The Israel Museum Jerusalem recently opened the second exhibition in its "Focus" series, which takes as its starting point two works from the Museum’s own holdings: Joan Miró's Painting (Spanish Dancer), 1927, and his drawing Untitled (Spanish Dancer), 1924. The exhibition is on view through June 29, 2013.
Miró’s fascination with Spanish dancers unfolds through a series of paintings, drawings, and sketches produced over a period of sixty years. The fifteen works on display, from the Museum’s collection and on loan from international institutions and private collections, draw on symbols and imagery recurrent in Miró’s oeuvre and are rendered through a profusion of artistic styles. Joan Miró's Spanish Dancer explores this theme within the artist's oeuvre, analyzing its iconographic sources, connection with the artist's worldview, and its place within the development of Miró's artistic language.
The two works from the Museum's collection, Painting (Spanish Dancer), 1927, and Untitled (Spanish Dancer), 1924, stand at the core of this analysis of an important ensemble of works that both draw on imagery recurrent in the oeuvre of Joan Miró and establish a vocabulary of visual signs connected with the image of the Spanish dancer.
Flamenco's sensuous display of the upper torso, articulate hand gestures and percussive footwork inspired Miró to produce more than thirty sketches, drawings, paintings, and collages of Spanish dancers over a period of sixty years, between 1921 and 1981. These witty and playful works are rendered in a variety of styles—from realism and cubism, to surrealism and abstract collage—and exhibit Miró’s constant experimentation with form, medium, and technique.
Miró’s dancers draw upon childhood memories, Catalan art and folkloric objects that he collected. They are also linked with the popularity of Spanish themes within Parisian avant-garde painting, sculpture, and music during the second half of the 19th century and the first decades of the 20th century.

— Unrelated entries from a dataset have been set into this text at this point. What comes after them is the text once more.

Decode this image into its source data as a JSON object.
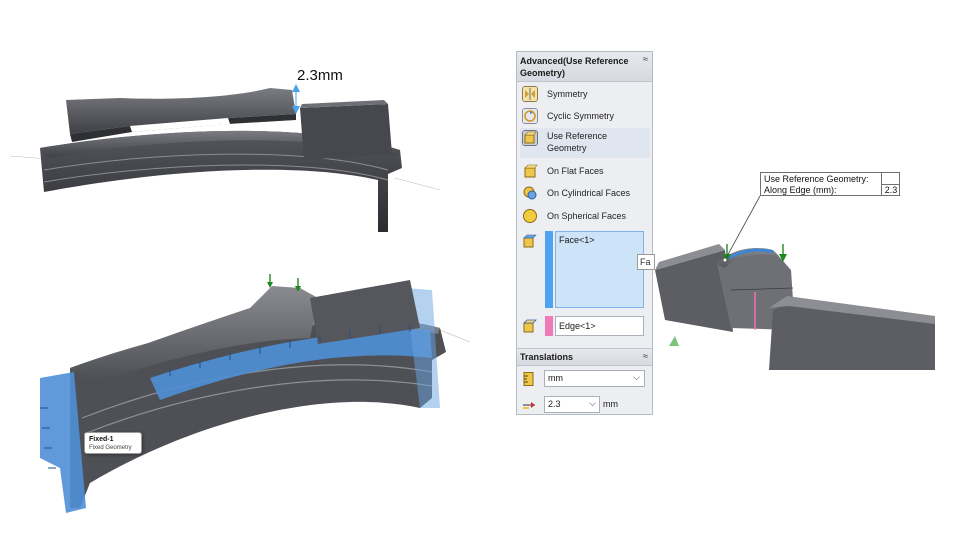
{
  "top_model": {
    "dimension_label": "2.3mm"
  },
  "bottom_model": {
    "fixture_tooltip": {
      "title": "Fixed-1",
      "subtitle": "Fixed Geometry"
    }
  },
  "panel": {
    "advanced_section": {
      "title": "Advanced(Use Reference Geometry)",
      "collapse_glyph": "≈",
      "options": [
        {
          "label": "Symmetry",
          "icon": "symmetry-icon"
        },
        {
          "label": "Cyclic Symmetry",
          "icon": "cyclic-symmetry-icon"
        },
        {
          "label": "Use Reference Geometry",
          "icon": "reference-geometry-icon"
        },
        {
          "label": "On Flat Faces",
          "icon": "flat-faces-icon"
        },
        {
          "label": "On Cylindrical Faces",
          "icon": "cylindrical-faces-icon"
        },
        {
          "label": "On Spherical Faces",
          "icon": "spherical-faces-icon"
        }
      ],
      "face_selection": "Face<1>",
      "edge_selection": "Edge<1>"
    },
    "translations_section": {
      "title": "Translations",
      "collapse_glyph": "≈",
      "unit": "mm",
      "along_edge_value": "2.3",
      "along_edge_unit": "mm"
    }
  },
  "detail_view": {
    "callout": {
      "line1": "Use Reference Geometry:",
      "line2": "Along Edge (mm):",
      "value": "2.3"
    },
    "tooltip_fragment": "Fa"
  },
  "colors": {
    "selection_blue": "#4da3f0",
    "edge_pink": "#f07ab8",
    "arrow_green": "#1f8a1f",
    "model_gray": "#5f6166"
  }
}
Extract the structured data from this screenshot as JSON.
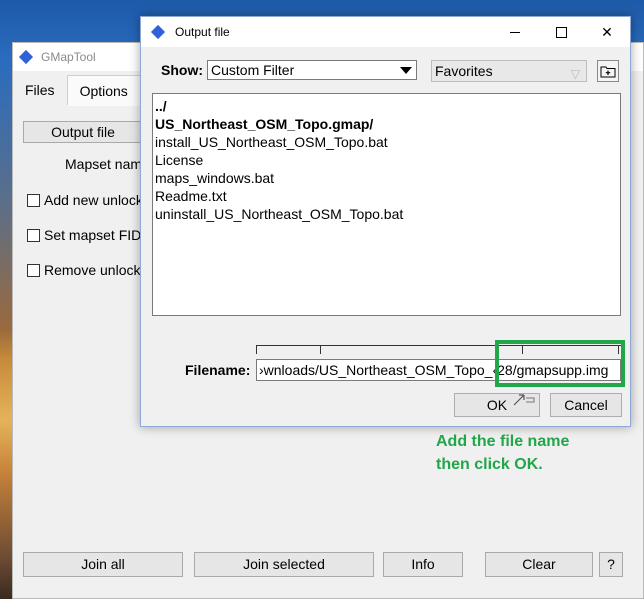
{
  "main_window": {
    "title": "GMapTool",
    "menu": [
      "Files",
      "Options"
    ],
    "output_file_button": "Output file",
    "mapset_name_label": "Mapset nam",
    "checkboxes": [
      "Add new unlock",
      "Set mapset FID",
      "Remove unlock"
    ],
    "bottom_buttons": {
      "join_all": "Join all",
      "join_selected": "Join selected",
      "info": "Info",
      "clear": "Clear",
      "help": "?"
    }
  },
  "dialog": {
    "title": "Output file",
    "show_label": "Show:",
    "filter_value": "Custom Filter",
    "favorites_label": "Favorites",
    "files": [
      "../",
      "US_Northeast_OSM_Topo.gmap/",
      "install_US_Northeast_OSM_Topo.bat",
      "License",
      "maps_windows.bat",
      "Readme.txt",
      "uninstall_US_Northeast_OSM_Topo.bat"
    ],
    "filename_label": "Filename:",
    "filename_value": "›wnloads/US_Northeast_OSM_Topo_‹28/gmapsupp.img",
    "ok_button": "OK",
    "cancel_button": "Cancel"
  },
  "annotation": {
    "note": "Add the file name then click OK.",
    "color": "#22a64a"
  },
  "colors": {
    "window_bg": "#f0f0f0",
    "title_icon": "#2f62d6"
  }
}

As an artist who divided his time between Paris, Barcelona, and his family farm in Montroig (Tarragona), Miró’s choice to pursue the Spanish dancer (titled in French by the artist in most cases as danseuse espagnole) reflects a desire to use an icon of "Spanishness" in France to express his origins in an evolving personal, yet at the same time universal, avant-garde language.